- The timer will start when the foremost part of the vehicle crosses the starting line and will end when the rearmost part of the vehicle crosses the finish line.
- If the vehicle jumps the course, then the team will receive the max time for that event and the distance that was traveled inside the course will be used for the score equation.
- Design Evaluation and Presentation: Up to 50 points
- Presentation Board: 15 Points
- Communication/Oral Presentation skills: 15 Points
- Design/Creativity: 20 Points
Subcategories: Judges will look for a variety of design considerations. Details will be announced soon, however they may include aspects such as:
- Creativity in solution
- Power method
- Material use
- The Ultimate Terrain: Up to 50 points, using criteria previously described. (For Top 10 Finalists, only)
Awards will be presented for several achievements, including:
- Best Presentation/Design
- Best Score in each terrain
- Grand Champion
Questions and Rule Revisions
Friday, Oct. 1:
Q: Our team was planning on using a 9.6v NiCad Battery, is this acceptable?
A: Yes, we will allow standard 9.6 V (NiCad, Lithium-Ion, etc.) batteries.
Q: Can a student use a mousetrap as a part of their car for Claim the Terrain if it is NOT part of a kit?
A: Yes, students may use mousetraps as part of their car if it is not part of a pre-fab mouse trap car kit.
Q: Do we have to make our own gears?
Wednesday, Oct. 6:
Q: What can be purchased? Batteries? Chassis? Suspension? Motors? Bodies? Wheels?
A: Anything can be purchased as long as it adheres to the rules and is not purchased (or built together) from a kit. (Ex. Please don’t buy a K'Nex kit and use it alone to build your vehicle. However, pieces can be used with other items.)
Q: How many 9V batteries can be tied together?
A: You can use unlimited 9 V batteries if they are connected in parallel, not a series.
Q: How are gears obtained? Are there restrictions on how they are obtained?
A: They can be obtained from any source, but teams need to develop their own gear train.
Q: Do we need to build our own wheels?
A: No. Teams do not need to build their own wheels, but are welcome to do so.
Q: We see the size must remain the same, but can you project something, then retract it back into place? Can this happen multiple times?
A: Yes, as long as it stays within the maximum allowable size. Yes, it can happen multiple times.
Tuesday, Oct. 19
Q: Is there anything that is specifically needed for the presentations, or any type of rules or regulations we should follow?
A: Yes, the presentations will be judged on overall communication skills. Specifically, looking at verbal communication, body language, and a student’s ability to concisely deliver information about their project.
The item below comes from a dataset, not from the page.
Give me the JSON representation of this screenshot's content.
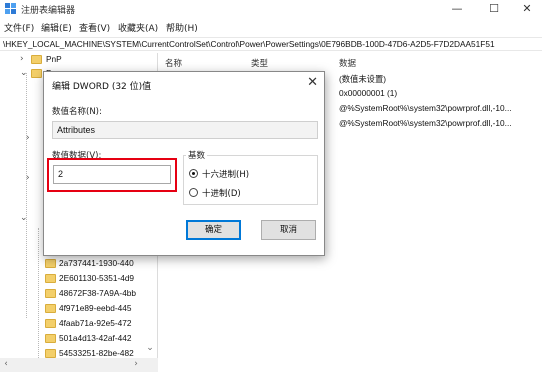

Friday, Oct. 22
Q: What type of concrete will the terrain be made of?
A: We will be using pavers purchased at Home Depot, please see the this link for exact dimensions: